Survival Challenge: How Pakistani Families Confront the Economic Crisis

Survival Challenge: How Pakistani Families Confront the Economic Crisis

Pakistan’s economy has been hit hard by a combination of price spikes and political woes, leaving millions of people struggling to make ends meet. The country is facing a severe inflationary crisis, with skyrocketing prices of essential commodities such as food and fuel. This has created a burden for the average citizen who is already grappling with low income levels and rising unemployment.

The price of basic food items, including wheat, sugar, and cooking oil, has reached unprecedented levels, making it increasingly difficult for families to afford a decent meal. The government’s attempts to control inflation through various measures have proven to be ineffective, leaving the population feeling the pinch of this economic downturn. The lack of a coherent economic policy and failure to address structural issues have only exacerbated the situation, pushing more people into poverty.

The political landscape in Pakistan is also contributing to the economic woes of the country. Frequent changes in government and political uncertainty have resulted in policy paralysis and a lack of long-term planning. This, coupled with corruption and mismanagement, has hindered economic growth and deterred foreign investment. Investors are wary of the unstable political climate, leading to a further decline in economic activity and job creation.

The impact of these economic challenges is felt across various sectors, with businesses struggling to survive and workers losing their jobs. The manufacturing industry, which once played a significant role in Pakistan’s economy, has been severely affected. Many factories have shut down or scaled back operations due to the high cost of production and limited access to credit. This has resulted in a sharp decline in exports, further widening the trade deficit and putting additional pressure on the economy.

The agriculture sector, which employs a large portion of the population, is also facing numerous challenges. Erratic weather patterns, water shortages, and outdated farming techniques have hampered agricultural productivity. Farmers are struggling to grow enough crops to meet the country’s food demands, exacerbating food insecurity and contributing to higher prices.

The government’s response to these economic challenges has been criticized for its lack of effectiveness and transparency. The allocation of resources is often skewed towards short-term political gains rather than long-term economic development. This has further eroded public trust and confidence in the government’s ability to address the economic crisis.
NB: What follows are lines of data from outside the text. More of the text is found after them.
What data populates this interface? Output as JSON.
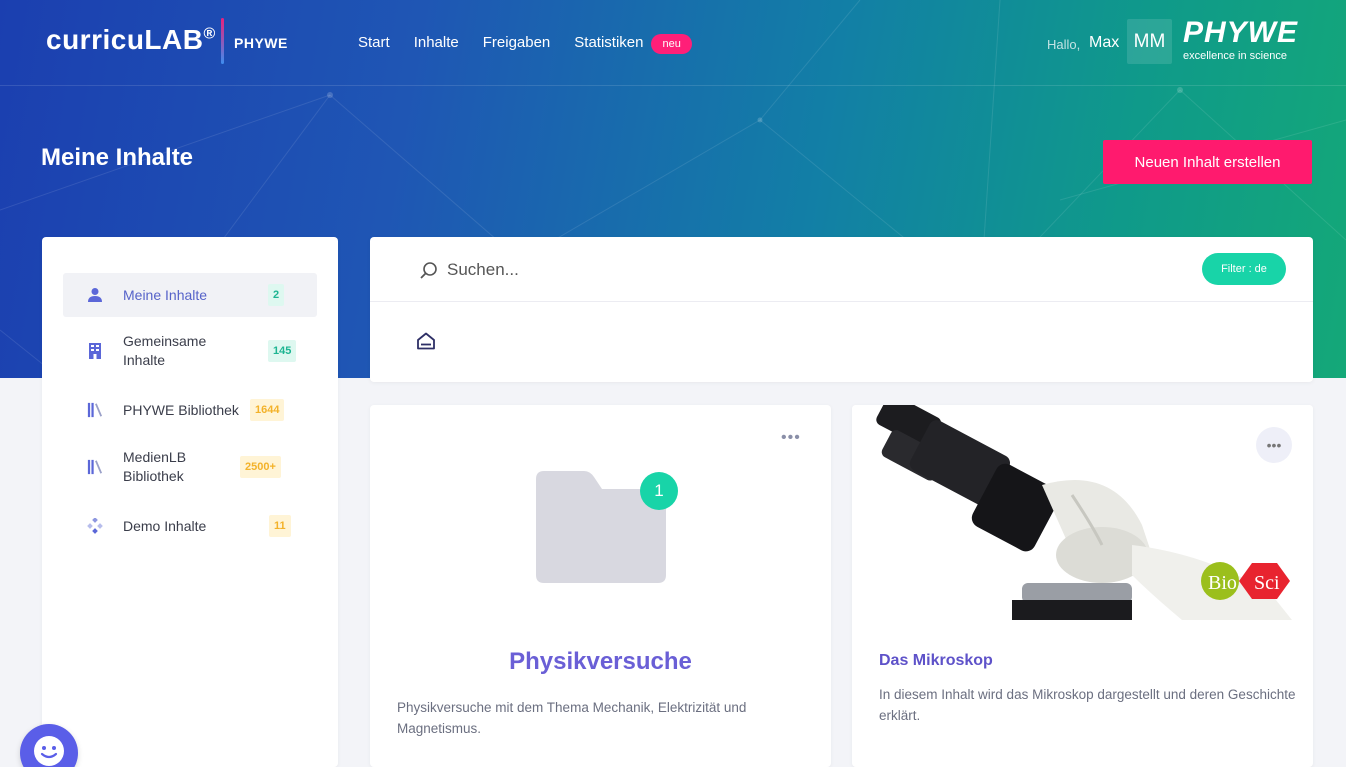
{
  "header": {
    "logo_text": "curricuLAB",
    "logo_reg": "®",
    "logo_partner": "PHYWE",
    "nav": [
      {
        "label": "Start"
      },
      {
        "label": "Inhalte"
      },
      {
        "label": "Freigaben"
      },
      {
        "label": "Statistiken"
      }
    ],
    "nav_badge": "neu",
    "greeting": "Hallo,",
    "user_name": "Max",
    "avatar_initials": "MM",
    "brand_name": "PHYWE",
    "brand_tagline": "excellence in science"
  },
  "page": {
    "title": "Meine Inhalte",
    "create_button": "Neuen Inhalt erstellen"
  },
  "sidebar": {
    "items": [
      {
        "label": "Meine Inhalte",
        "count": "2",
        "icon": "user-icon",
        "active": true
      },
      {
        "label": "Gemeinsame Inhalte",
        "count": "145",
        "icon": "building-icon"
      },
      {
        "label": "PHYWE Bibliothek",
        "count": "1644",
        "icon": "library-icon"
      },
      {
        "label": "MedienLB Bibliothek",
        "count": "2500+",
        "icon": "library-icon"
      },
      {
        "label": "Demo Inhalte",
        "count": "11",
        "icon": "diamond-icon"
      }
    ]
  },
  "search": {
    "placeholder": "Suchen...",
    "filter_label": "Filter : de"
  },
  "cards": [
    {
      "title": "Physikversuche",
      "description": "Physikversuche mit dem Thema Mechanik, Elektrizität und Magnetismus.",
      "folder_count": "1",
      "type": "folder"
    },
    {
      "title": "Das Mikroskop",
      "description": "In diesem Inhalt wird das Mikroskop dargestellt und deren Geschichte erklärt.",
      "tags": [
        "Bio",
        "Sci"
      ],
      "type": "content"
    }
  ],
  "colors": {
    "accent_pink": "#ff1a6e",
    "accent_teal": "#18d4a8",
    "title_purple": "#6a5fd6"
  }
}
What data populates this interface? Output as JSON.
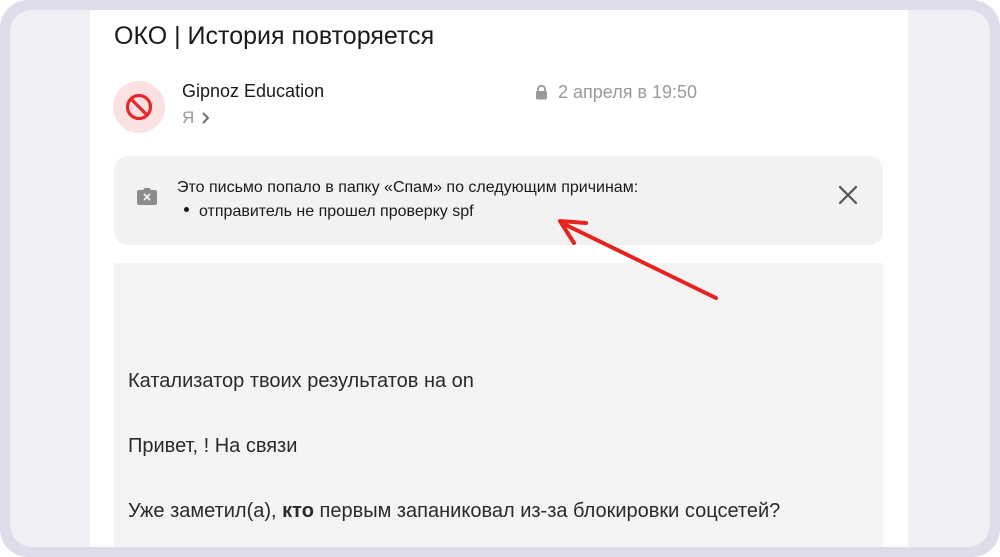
{
  "email": {
    "subject": "ОКО | История повторяется",
    "sender_name": "Gipnoz Education",
    "recipient": "Я",
    "date": "2 апреля в 19:50"
  },
  "spam_banner": {
    "message": "Это письмо попало в папку «Спам» по следующим причинам:",
    "reasons": [
      "отправитель не прошел проверку spf"
    ]
  },
  "body": {
    "line1": "Катализатор твоих результатов на on",
    "line2": "Привет, ! На связи",
    "line3_before": "Уже заметил(а), ",
    "line3_bold": "кто",
    "line3_after": " первым запаниковал из-за блокировки соцсетей?"
  },
  "colors": {
    "annotation_arrow": "#e8231f",
    "avatar_bg": "#fbe1e1",
    "avatar_icon": "#e5282c",
    "frame": "#dcdcea"
  },
  "icons": {
    "avatar": "blocked-sender-icon",
    "date": "lock-icon",
    "spam": "spam-camera-icon",
    "close": "close-icon",
    "recipient": "chevron-right-icon"
  }
}
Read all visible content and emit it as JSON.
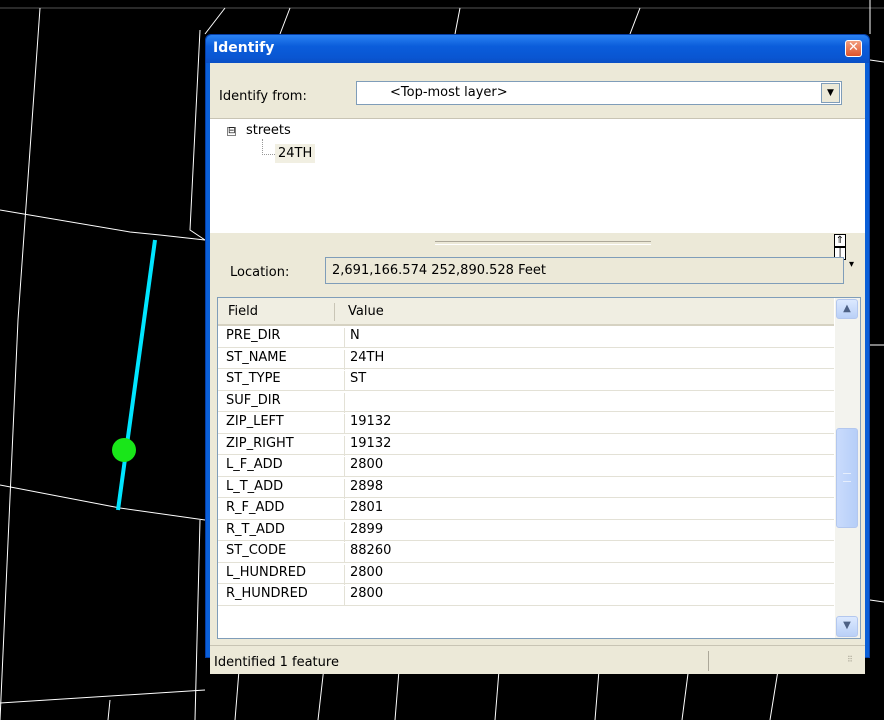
{
  "window": {
    "title": "Identify",
    "close_icon": "close-icon"
  },
  "identify_from": {
    "label": "Identify from:",
    "value": "<Top-most layer>"
  },
  "tree": {
    "layer": "streets",
    "feature": "24TH",
    "toggle_glyph": "⊟"
  },
  "location": {
    "label": "Location:",
    "value": "2,691,166.574  252,890.528 Feet"
  },
  "grid": {
    "headers": {
      "field": "Field",
      "value": "Value"
    },
    "rows": [
      {
        "field": "PRE_DIR",
        "value": "N"
      },
      {
        "field": "ST_NAME",
        "value": "24TH"
      },
      {
        "field": "ST_TYPE",
        "value": "ST"
      },
      {
        "field": "SUF_DIR",
        "value": ""
      },
      {
        "field": "ZIP_LEFT",
        "value": "19132"
      },
      {
        "field": "ZIP_RIGHT",
        "value": "19132"
      },
      {
        "field": "L_F_ADD",
        "value": "2800"
      },
      {
        "field": "L_T_ADD",
        "value": "2898"
      },
      {
        "field": "R_F_ADD",
        "value": "2801"
      },
      {
        "field": "R_T_ADD",
        "value": "2899"
      },
      {
        "field": "ST_CODE",
        "value": "88260"
      },
      {
        "field": "L_HUNDRED",
        "value": "2800"
      },
      {
        "field": "R_HUNDRED",
        "value": "2800"
      }
    ]
  },
  "status": {
    "text": "Identified 1 feature"
  },
  "colors": {
    "map_background": "#000000",
    "street_lines": "#ffffff",
    "selected_street": "#00e5ff",
    "identify_point": "#19e619"
  }
}
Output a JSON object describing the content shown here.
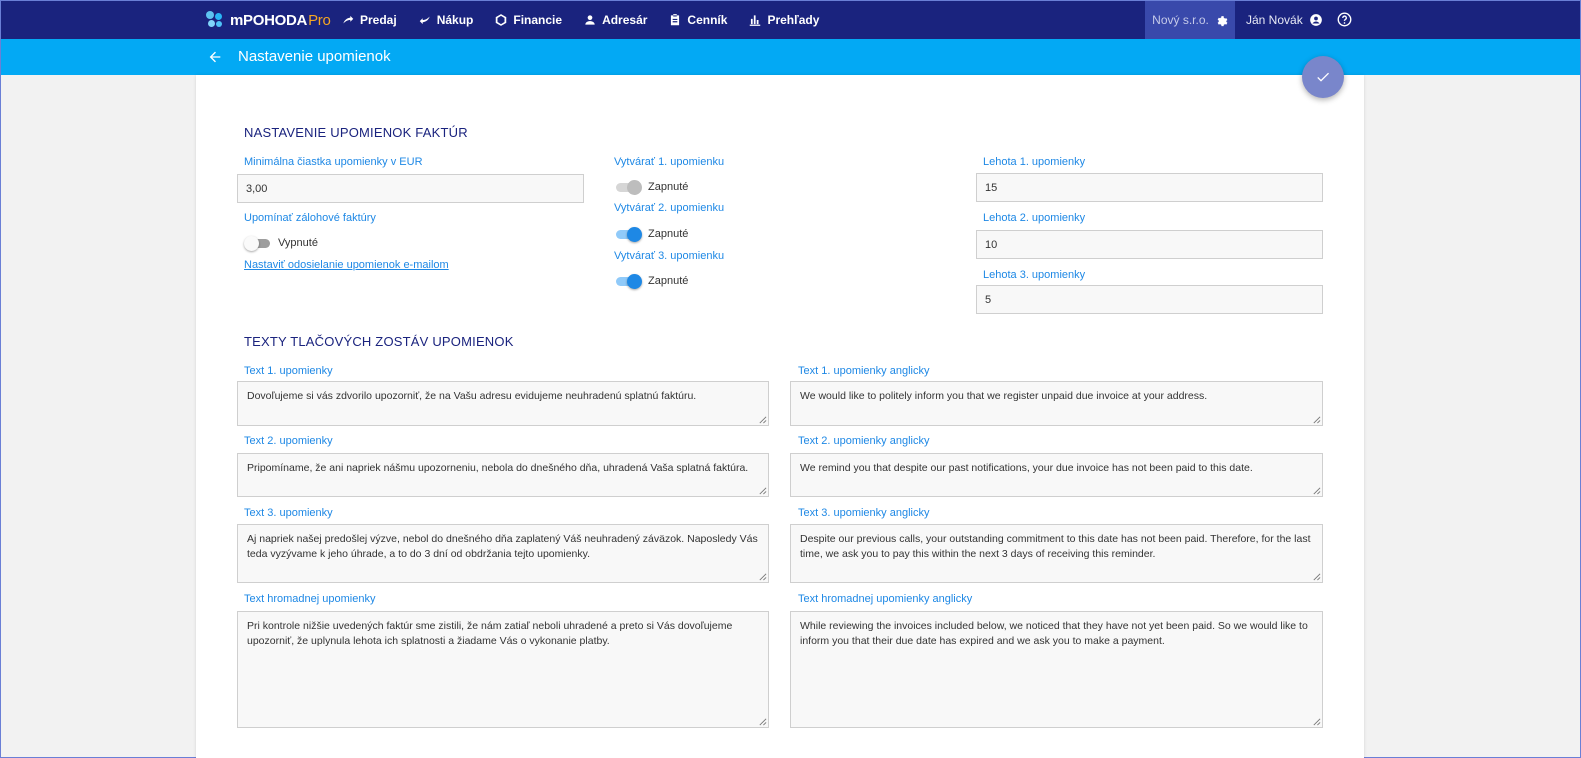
{
  "app": {
    "name": "mPOHODA",
    "edition": "Pro"
  },
  "nav": [
    {
      "label": "Predaj",
      "icon": "sales-icon"
    },
    {
      "label": "Nákup",
      "icon": "purchase-icon"
    },
    {
      "label": "Financie",
      "icon": "finance-icon"
    },
    {
      "label": "Adresár",
      "icon": "person-icon"
    },
    {
      "label": "Cenník",
      "icon": "pricelist-icon"
    },
    {
      "label": "Prehľady",
      "icon": "bar-chart-icon"
    }
  ],
  "company": {
    "name": "Nový s.r.o.",
    "icon": "gear-icon"
  },
  "user": {
    "name": "Ján Novák",
    "icon": "account-circle-icon"
  },
  "help_icon": "help-circle-icon",
  "subheader": {
    "title": "Nastavenie upomienok",
    "back_icon": "arrow-left-icon"
  },
  "save_icon": "check-icon",
  "settings": {
    "title": "NASTAVENIE UPOMIENOK FAKTÚR",
    "min_amount": {
      "label": "Minimálna čiastka upomienky v EUR",
      "value": "3,00"
    },
    "deposit": {
      "label": "Upomínať zálohové faktúry",
      "state": "Vypnuté"
    },
    "email_link": "Nastaviť odosielanie upomienok e-mailom",
    "create1": {
      "label": "Vytvárať 1. upomienku",
      "state": "Zapnuté"
    },
    "create2": {
      "label": "Vytvárať 2. upomienku",
      "state": "Zapnuté"
    },
    "create3": {
      "label": "Vytvárať 3. upomienku",
      "state": "Zapnuté"
    },
    "deadline1": {
      "label": "Lehota 1. upomienky",
      "value": "15"
    },
    "deadline2": {
      "label": "Lehota 2. upomienky",
      "value": "10"
    },
    "deadline3": {
      "label": "Lehota 3. upomienky",
      "value": "5"
    }
  },
  "texts": {
    "title": "TEXTY TLAČOVÝCH ZOSTÁV UPOMIENOK",
    "t1": {
      "label": "Text 1. upomienky",
      "value": "Dovoľujeme si vás zdvorilo upozorniť, že na Vašu adresu evidujeme neuhradenú splatnú faktúru."
    },
    "t1en": {
      "label": "Text 1. upomienky anglicky",
      "value": "We would like to politely inform you that we register unpaid due invoice at your address."
    },
    "t2": {
      "label": "Text 2. upomienky",
      "value": "Pripomíname, že ani napriek nášmu upozorneniu, nebola do dnešného dňa, uhradená Vaša splatná faktúra."
    },
    "t2en": {
      "label": "Text 2. upomienky anglicky",
      "value": "We remind you that despite our past notifications, your due invoice has not been paid to this date."
    },
    "t3": {
      "label": "Text 3. upomienky",
      "value": "Aj napriek našej predošlej výzve, nebol do dnešného dňa zaplatený Váš neuhradený záväzok. Naposledy Vás teda vyzývame k jeho úhrade, a to do 3 dní od obdržania tejto upomienky."
    },
    "t3en": {
      "label": "Text 3. upomienky anglicky",
      "value": "Despite our previous calls, your outstanding commitment to this date has not been paid. Therefore, for the last time, we ask you to pay this within the next 3 days of receiving this reminder."
    },
    "tb": {
      "label": "Text hromadnej upomienky",
      "value": "Pri kontrole nižšie uvedených faktúr sme zistili, že nám zatiaľ neboli uhradené a preto si Vás dovoľujeme upozorniť, že uplynula lehota ich splatnosti a žiadame Vás o vykonanie platby."
    },
    "tben": {
      "label": "Text hromadnej upomienky anglicky",
      "value": "While reviewing the invoices included below, we noticed that they have not yet been paid. So we would like to inform you that their due date has expired and we ask you to make a payment."
    }
  },
  "colors": {
    "topbar": "#1a237e",
    "subbar": "#03a9f4",
    "accent": "#1e88e5",
    "fab": "#7986cb",
    "brand_pro": "#f5a623"
  }
}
In order to address these issues, Pakistan needs a comprehensive economic reform agenda that focuses on improving governance, reducing corruption, and promoting investment in key sectors. A strong emphasis on education and skills development is also crucial to empower the workforce and enhance productivity. Additionally, the government must prioritize social safety nets to protect the most vulnerable segments of society from the adverse effects of inflation.

The road to economic recovery for Pakistan will be challenging, but not impossible. With strong leadership and a commitment to long-term planning, the country can overcome its current economic woes and create a more stable and prosperous future for its citizens. However, time is of the essence.